Stanley Kubrick Used Full Metal Jacket's Casting Call As A Publicity Stunt

By the time Stanley Kubrick came to direct "Full Metal Jacket" in the mid-1980s, his legendary status had been well and truly established. At that point, most of his filmography was behind him. "Full Metal Jacket," released in 1987, would be his penultimate film, followed by "Eyes Wide Shut" in 1999 — the same year the director passed away. But Kubrick had long since ascended to a status in Hollywood that few other directors ever had or would reach. Naturally, actors were eager to be a part of his Vietnam War epic.

Kubrick, ever the informed and calculating artist, was well-aware of his reputation and took a characteristically unique approach to casting "Full Metal Jacket" by playing on that reputation. The director had always put the story first on whatever project he was working on, and as such was diligent about getting the right actors for his roles. As "Full Metal Jacket" star Matthew Modine once said of the director, "Stanley doesn't seem to be able to separate acting from life. You either are the character or you are not. It's not acting."

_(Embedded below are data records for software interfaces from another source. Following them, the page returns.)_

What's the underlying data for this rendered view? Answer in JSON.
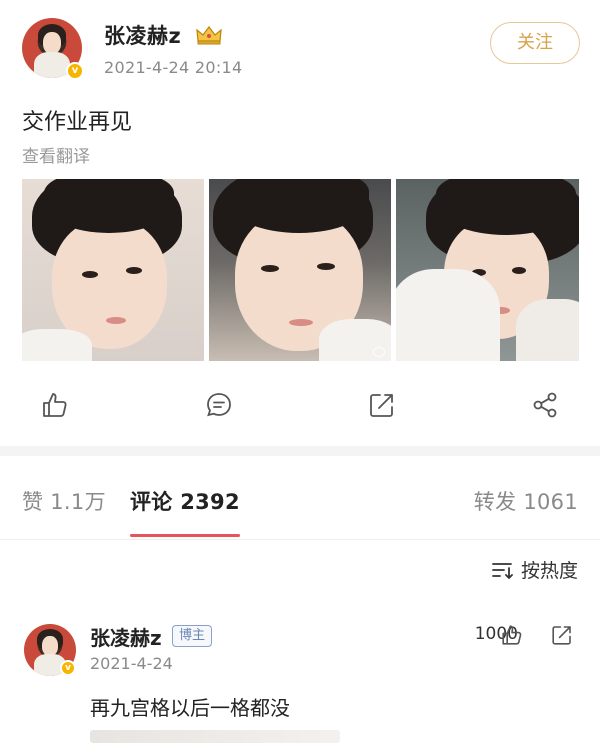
{
  "post": {
    "username": "张凌赫z",
    "time": "2021-4-24 20:14",
    "follow_label": "关注",
    "text": "交作业再见",
    "translate_label": "查看翻译",
    "photo_count": 3,
    "icons": [
      "crown-icon",
      "verified-badge-icon"
    ]
  },
  "actions": {
    "icons": [
      "like-icon",
      "comment-icon",
      "repost-icon",
      "share-icon"
    ]
  },
  "tabs": [
    {
      "label": "赞 1.1万",
      "active": false
    },
    {
      "label": "评论 2392",
      "active": true
    },
    {
      "label": "转发 1061",
      "active": false
    }
  ],
  "sort": {
    "label": "按热度",
    "icon": "sort-icon"
  },
  "comment": {
    "username": "张凌赫z",
    "tag": "博主",
    "date": "2021-4-24",
    "likes": "1000",
    "text": "再九宫格以后一格都没"
  },
  "colors": {
    "accent": "#e8545b",
    "follow": "#d9a24a",
    "verified": "#f7b500",
    "muted_text": "#8a8a8a"
  }
}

That was no different with his adaptation of Gus Hasford's "The Short-Timers." Kubrick was diligent about casting the right actors in leading roles, with Modine taking on the central role of Private JT "Joker" Davis supported by his friend Vincent D'Onofrio as Private Leonard "Gomer Pyle," and the former Marine, R. Lee Ermey, as the downright scary Gunnery Sergeant Hartman. But before those names were confirmed, the director sent out an international call for new faces to play the marines. As well as resulting in thousands of tapes to review, the stunt proved an effective marketing trick for his movie — just as Kubrick knew it would.

The Kubrick mystique

As related in John Baxter's "Stanley Kubrick: A Biography," from his country home in England's Hertfordshire, Kubrick let "wannabe actors do much of the work of casting for him [by telling] the world's press that he wanted audition tapes from anyone who felt able to play an 18-year-old Marine." The 1984 casting call came with typically specific Kubrickian instructions that demanded actors "stand against a plain background in jeans and a white T-shirt with a card showing their name and a contact number." The performers would the run through a three-minute scene before providing some information on their personal life and interests. Finally, they were instructed to hold up a sheet showing their name, contact details, age, and date of birth.

YouTube is littered with some of the audition tapes, including one legendary example by Mr. Brian Atene ("the finest actor in the lot!"). Word also got back to almost as fine an actor, Val Kilmer, who similarly made a tape and delivered it directly to Kubrick by traveling to the UK where production was set to get underway. Ultimately, neither Atene nor Kilmer would be cast. Instead, according to Vincent LoBrutto's Kubrick biography, Kubrick's team pored over "as many as 3,000 videotapes of prospective movie Marine grunts," before paring them down to around "800" for the director to review.

But the tapes themselves weren't the only thing Kubrick had in mind when sending out his casting call. As Baxter's book noted, "Kubrick played on his mystique" with the casting call and the resulting publicity for his war epic was "phenomenal. Everyone soon knew about 'Full Metal Jacket.'" It was only after the thousands of tapes came in that Kubrcik instructed his assistant, actor Leon Vitali, to "discreetly invite proposals from professionals."

It was about more than publicity

Stanley Kubrick's casting call can seem purely like a publicity stunt, considering he ultimately cast mostly-established pros in the lead roles. But it was more than just that. As Leon Vitali told The Guardian, "Stanley was just very, very open to someone being a good actor, and we'd try them out in different roles." Even after Matthew Modine had been cast, Vitali said he and Kubrick were still reviewing videotapes, adding, "It was like a jigsaw puzzle. We were three-quarters of the way into the film before we finished casting." Even once they turned to professional actors, those actors would be required to visit agencies to record their own taped audition, all at Kubrick's expense.

That said, there's no doubt the casting call did increase hype for the movie. As John Baxter noted, dozens of video companies were offering to film the audition tapes, including one in Boston which, at the height of the search, was churning out "30 pitches a day." As a result, Julian Senior, the Vice President of Advertising & Publicity for Warner Bros. Europe, was "inundated with tapes" and Kubrick had successfully created significant buzz for "Full Metal Jacket."

That was a good thing, too, considering even he was aware that after "Platoon," "Apocalypse Now," and "The Deer Hunter," audiences could easily be suffering from Vietnam War movie fatigue by the time his film debuted. Demonstrating a keen awareness of the media landscape in which he was working, Kubrick seemed to be constantly calculating behind the scenes of "Full Metal Jacket" — which turned out to be a bit much for the almost 60-year-old director. None of that seems to have impacted the final film, though, which, even without the great Brian Atene, remains one of, if not the best, Vietnam War movie ever made.